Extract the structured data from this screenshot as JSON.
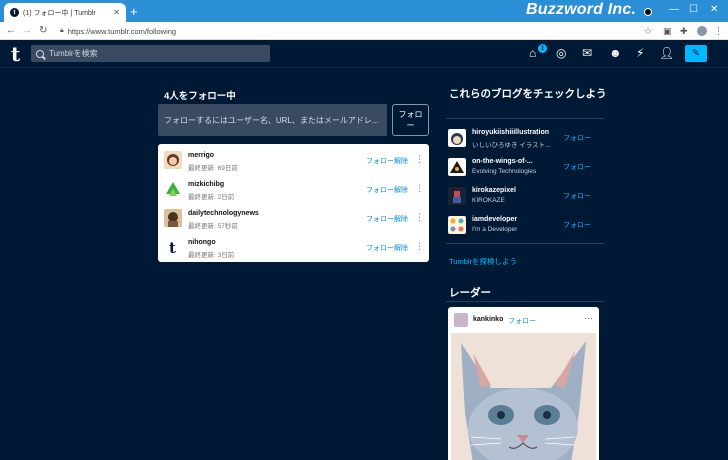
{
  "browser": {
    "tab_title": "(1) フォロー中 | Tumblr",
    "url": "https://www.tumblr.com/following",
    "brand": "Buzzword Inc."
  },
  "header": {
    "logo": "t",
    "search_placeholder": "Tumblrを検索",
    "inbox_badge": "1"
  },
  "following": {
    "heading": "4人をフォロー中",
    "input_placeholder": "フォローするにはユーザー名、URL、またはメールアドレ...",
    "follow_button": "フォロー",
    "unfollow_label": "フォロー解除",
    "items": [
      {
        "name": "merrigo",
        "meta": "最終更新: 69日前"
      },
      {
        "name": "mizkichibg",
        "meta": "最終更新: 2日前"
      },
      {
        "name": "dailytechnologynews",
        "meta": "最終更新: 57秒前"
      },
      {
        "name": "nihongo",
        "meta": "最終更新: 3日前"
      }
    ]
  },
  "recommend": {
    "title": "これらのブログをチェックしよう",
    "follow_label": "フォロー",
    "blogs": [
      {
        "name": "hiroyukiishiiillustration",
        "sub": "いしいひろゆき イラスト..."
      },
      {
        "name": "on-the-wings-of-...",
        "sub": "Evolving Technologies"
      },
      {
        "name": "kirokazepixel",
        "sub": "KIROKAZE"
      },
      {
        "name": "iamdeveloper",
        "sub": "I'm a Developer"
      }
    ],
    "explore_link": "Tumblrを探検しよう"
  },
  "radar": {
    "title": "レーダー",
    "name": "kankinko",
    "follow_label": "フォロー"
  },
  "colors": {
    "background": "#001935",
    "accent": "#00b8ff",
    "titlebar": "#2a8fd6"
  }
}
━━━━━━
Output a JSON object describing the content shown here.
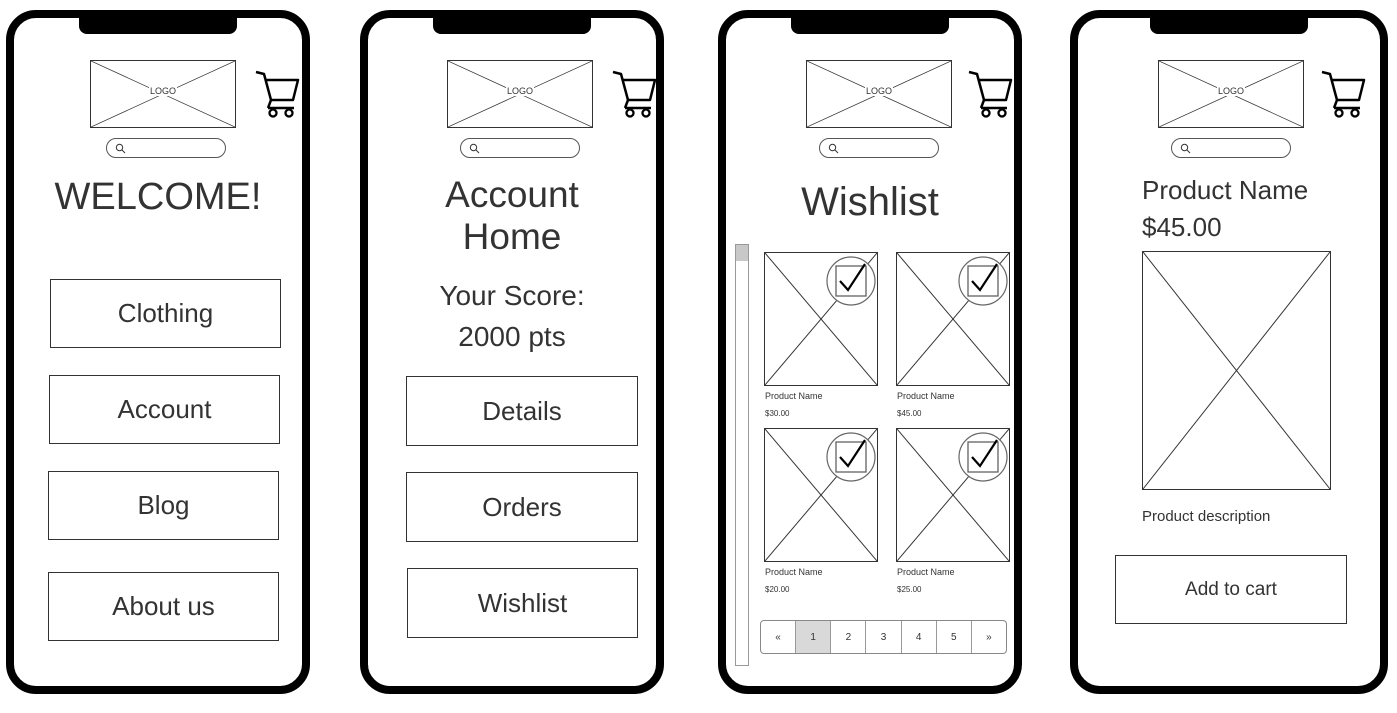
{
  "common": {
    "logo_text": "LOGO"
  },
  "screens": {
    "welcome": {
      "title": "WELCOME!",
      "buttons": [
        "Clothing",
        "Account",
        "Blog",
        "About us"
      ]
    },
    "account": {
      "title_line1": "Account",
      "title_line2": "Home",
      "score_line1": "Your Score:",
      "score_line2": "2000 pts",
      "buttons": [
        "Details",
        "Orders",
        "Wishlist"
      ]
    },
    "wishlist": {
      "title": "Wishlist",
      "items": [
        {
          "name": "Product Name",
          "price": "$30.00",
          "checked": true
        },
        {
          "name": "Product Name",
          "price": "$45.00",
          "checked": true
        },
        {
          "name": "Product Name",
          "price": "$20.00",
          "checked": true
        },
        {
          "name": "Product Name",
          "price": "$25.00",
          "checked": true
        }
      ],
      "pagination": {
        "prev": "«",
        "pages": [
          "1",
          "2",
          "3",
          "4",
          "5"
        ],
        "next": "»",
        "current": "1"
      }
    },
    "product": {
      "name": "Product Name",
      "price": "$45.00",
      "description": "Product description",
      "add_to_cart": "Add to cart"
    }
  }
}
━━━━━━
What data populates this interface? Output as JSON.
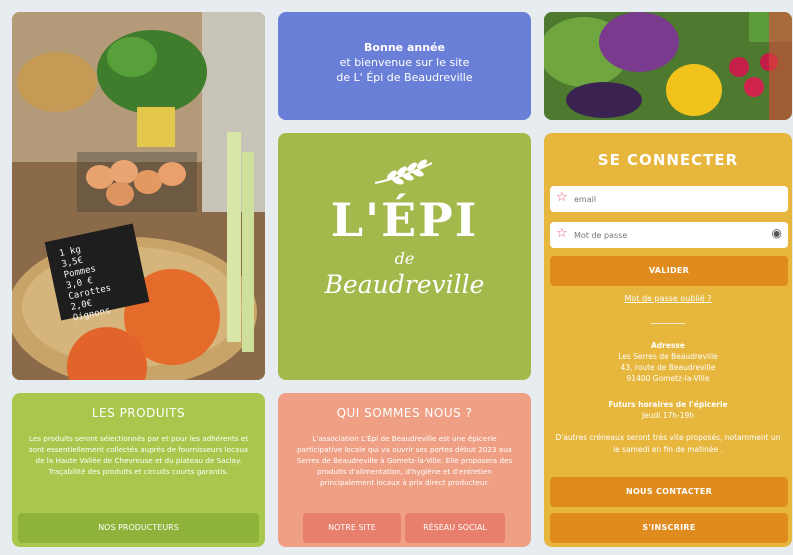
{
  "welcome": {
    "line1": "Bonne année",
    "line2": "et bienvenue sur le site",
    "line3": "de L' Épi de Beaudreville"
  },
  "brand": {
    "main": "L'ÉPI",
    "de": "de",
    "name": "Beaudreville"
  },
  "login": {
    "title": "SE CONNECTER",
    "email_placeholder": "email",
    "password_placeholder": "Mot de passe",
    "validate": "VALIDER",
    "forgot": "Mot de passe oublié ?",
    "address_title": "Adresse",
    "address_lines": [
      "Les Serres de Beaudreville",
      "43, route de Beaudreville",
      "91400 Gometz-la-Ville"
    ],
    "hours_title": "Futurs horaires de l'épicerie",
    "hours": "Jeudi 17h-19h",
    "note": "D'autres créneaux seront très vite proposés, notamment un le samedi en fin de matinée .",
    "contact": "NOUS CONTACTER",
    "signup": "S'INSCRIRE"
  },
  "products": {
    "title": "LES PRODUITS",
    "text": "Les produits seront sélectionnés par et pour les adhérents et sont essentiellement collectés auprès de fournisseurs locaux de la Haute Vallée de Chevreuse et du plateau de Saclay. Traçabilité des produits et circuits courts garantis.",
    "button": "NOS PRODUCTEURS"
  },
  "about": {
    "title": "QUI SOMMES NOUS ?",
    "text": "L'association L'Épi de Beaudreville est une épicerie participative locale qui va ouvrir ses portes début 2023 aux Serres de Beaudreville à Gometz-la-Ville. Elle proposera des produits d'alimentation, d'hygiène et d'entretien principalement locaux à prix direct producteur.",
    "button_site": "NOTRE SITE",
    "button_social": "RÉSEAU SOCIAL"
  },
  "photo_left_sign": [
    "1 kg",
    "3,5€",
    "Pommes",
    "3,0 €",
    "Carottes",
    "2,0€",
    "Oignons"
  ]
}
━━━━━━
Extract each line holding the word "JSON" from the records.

Extract the structured data from this screenshot as JSON.
Output a JSON object describing the content shown here.
What data populates this interface? Output as JSON.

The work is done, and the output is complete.